[DATA PROVIDED]
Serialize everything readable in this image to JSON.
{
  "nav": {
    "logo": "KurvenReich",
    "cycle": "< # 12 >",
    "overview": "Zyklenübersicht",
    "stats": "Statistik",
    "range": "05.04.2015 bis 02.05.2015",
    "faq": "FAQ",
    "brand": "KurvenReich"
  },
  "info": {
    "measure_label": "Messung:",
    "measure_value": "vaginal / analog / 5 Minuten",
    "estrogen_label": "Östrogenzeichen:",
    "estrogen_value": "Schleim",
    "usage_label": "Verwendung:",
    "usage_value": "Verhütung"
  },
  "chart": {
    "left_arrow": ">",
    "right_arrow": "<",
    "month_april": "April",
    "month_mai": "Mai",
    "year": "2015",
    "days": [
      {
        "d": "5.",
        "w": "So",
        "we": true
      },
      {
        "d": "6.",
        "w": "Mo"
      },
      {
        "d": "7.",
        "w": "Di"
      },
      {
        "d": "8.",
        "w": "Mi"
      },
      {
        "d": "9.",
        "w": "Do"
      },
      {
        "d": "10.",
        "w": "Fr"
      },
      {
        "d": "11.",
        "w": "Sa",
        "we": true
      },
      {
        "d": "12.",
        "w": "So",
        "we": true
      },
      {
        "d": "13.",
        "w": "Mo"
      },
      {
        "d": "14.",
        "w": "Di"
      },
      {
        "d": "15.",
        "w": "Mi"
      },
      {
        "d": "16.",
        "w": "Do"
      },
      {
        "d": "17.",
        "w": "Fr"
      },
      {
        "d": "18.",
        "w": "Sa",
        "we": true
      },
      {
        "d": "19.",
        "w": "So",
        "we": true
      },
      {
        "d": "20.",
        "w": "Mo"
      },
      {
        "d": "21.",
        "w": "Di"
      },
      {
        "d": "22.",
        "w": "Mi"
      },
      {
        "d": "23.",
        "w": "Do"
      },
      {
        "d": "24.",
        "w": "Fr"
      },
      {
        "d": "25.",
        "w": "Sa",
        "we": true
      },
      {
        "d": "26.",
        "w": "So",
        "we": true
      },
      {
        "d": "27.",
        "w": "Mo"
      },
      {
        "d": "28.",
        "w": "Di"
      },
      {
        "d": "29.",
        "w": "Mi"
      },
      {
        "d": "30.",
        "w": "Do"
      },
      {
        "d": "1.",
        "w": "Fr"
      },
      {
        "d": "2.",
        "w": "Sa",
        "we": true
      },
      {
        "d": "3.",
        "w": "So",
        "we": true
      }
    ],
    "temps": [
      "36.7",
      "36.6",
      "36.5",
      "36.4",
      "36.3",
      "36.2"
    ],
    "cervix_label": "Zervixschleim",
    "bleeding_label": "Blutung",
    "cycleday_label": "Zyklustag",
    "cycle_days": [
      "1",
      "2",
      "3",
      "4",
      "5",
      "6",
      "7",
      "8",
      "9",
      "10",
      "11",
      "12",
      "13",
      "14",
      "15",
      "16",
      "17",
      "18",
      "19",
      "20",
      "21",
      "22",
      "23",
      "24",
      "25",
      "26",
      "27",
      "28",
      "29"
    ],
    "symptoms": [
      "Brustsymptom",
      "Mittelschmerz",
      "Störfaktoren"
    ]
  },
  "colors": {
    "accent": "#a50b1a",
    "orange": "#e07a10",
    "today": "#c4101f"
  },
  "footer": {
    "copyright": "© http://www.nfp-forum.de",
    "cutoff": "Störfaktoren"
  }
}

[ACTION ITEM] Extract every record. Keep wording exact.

[RESULT OF THIS TASK]
Serialize everything readable in this image to JSON.
{
  "nav": {
    "logo": "KurvenReich",
    "cycle": "< # 12 >",
    "overview": "Zyklenübersicht",
    "stats": "Statistik",
    "range": "05.04.2015 bis 02.05.2015",
    "faq": "FAQ",
    "brand": "KurvenReich"
  },
  "info": {
    "measure_label": "Messung:",
    "measure_value": "vaginal / analog / 5 Minuten",
    "estrogen_label": "Östrogenzeichen:",
    "estrogen_value": "Schleim",
    "usage_label": "Verwendung:",
    "usage_value": "Verhütung"
  },
  "chart": {
    "left_arrow": ">",
    "right_arrow": "<",
    "month_april": "April",
    "month_mai": "Mai",
    "year": "2015",
    "days": [
      {
        "d": "5.",
        "w": "So",
        "we": true
      },
      {
        "d": "6.",
        "w": "Mo"
      },
      {
        "d": "7.",
        "w": "Di"
      },
      {
        "d": "8.",
        "w": "Mi"
      },
      {
        "d": "9.",
        "w": "Do"
      },
      {
        "d": "10.",
        "w": "Fr"
      },
      {
        "d": "11.",
        "w": "Sa",
        "we": true
      },
      {
        "d": "12.",
        "w": "So",
        "we": true
      },
      {
        "d": "13.",
        "w": "Mo"
      },
      {
        "d": "14.",
        "w": "Di"
      },
      {
        "d": "15.",
        "w": "Mi"
      },
      {
        "d": "16.",
        "w": "Do"
      },
      {
        "d": "17.",
        "w": "Fr"
      },
      {
        "d": "18.",
        "w": "Sa",
        "we": true
      },
      {
        "d": "19.",
        "w": "So",
        "we": true
      },
      {
        "d": "20.",
        "w": "Mo"
      },
      {
        "d": "21.",
        "w": "Di"
      },
      {
        "d": "22.",
        "w": "Mi"
      },
      {
        "d": "23.",
        "w": "Do"
      },
      {
        "d": "24.",
        "w": "Fr"
      },
      {
        "d": "25.",
        "w": "Sa",
        "we": true
      },
      {
        "d": "26.",
        "w": "So",
        "we": true
      },
      {
        "d": "27.",
        "w": "Mo"
      },
      {
        "d": "28.",
        "w": "Di"
      },
      {
        "d": "29.",
        "w": "Mi"
      },
      {
        "d": "30.",
        "w": "Do"
      },
      {
        "d": "1.",
        "w": "Fr"
      },
      {
        "d": "2.",
        "w": "Sa",
        "we": true
      },
      {
        "d": "3.",
        "w": "So",
        "we": true
      }
    ],
    "temps": [
      "36.7",
      "36.6",
      "36.5",
      "36.4",
      "36.3",
      "36.2"
    ],
    "cervix_label": "Zervixschleim",
    "bleeding_label": "Blutung",
    "cycleday_label": "Zyklustag",
    "cycle_days": [
      "1",
      "2",
      "3",
      "4",
      "5",
      "6",
      "7",
      "8",
      "9",
      "10",
      "11",
      "12",
      "13",
      "14",
      "15",
      "16",
      "17",
      "18",
      "19",
      "20",
      "21",
      "22",
      "23",
      "24",
      "25",
      "26",
      "27",
      "28",
      "29"
    ],
    "symptoms": [
      "Brustsymptom",
      "Mittelschmerz",
      "Störfaktoren"
    ]
  },
  "colors": {
    "accent": "#a50b1a",
    "orange": "#e07a10",
    "today": "#c4101f"
  },
  "footer": {
    "copyright": "© http://www.nfp-forum.de",
    "cutoff": "Störfaktoren"
  }
}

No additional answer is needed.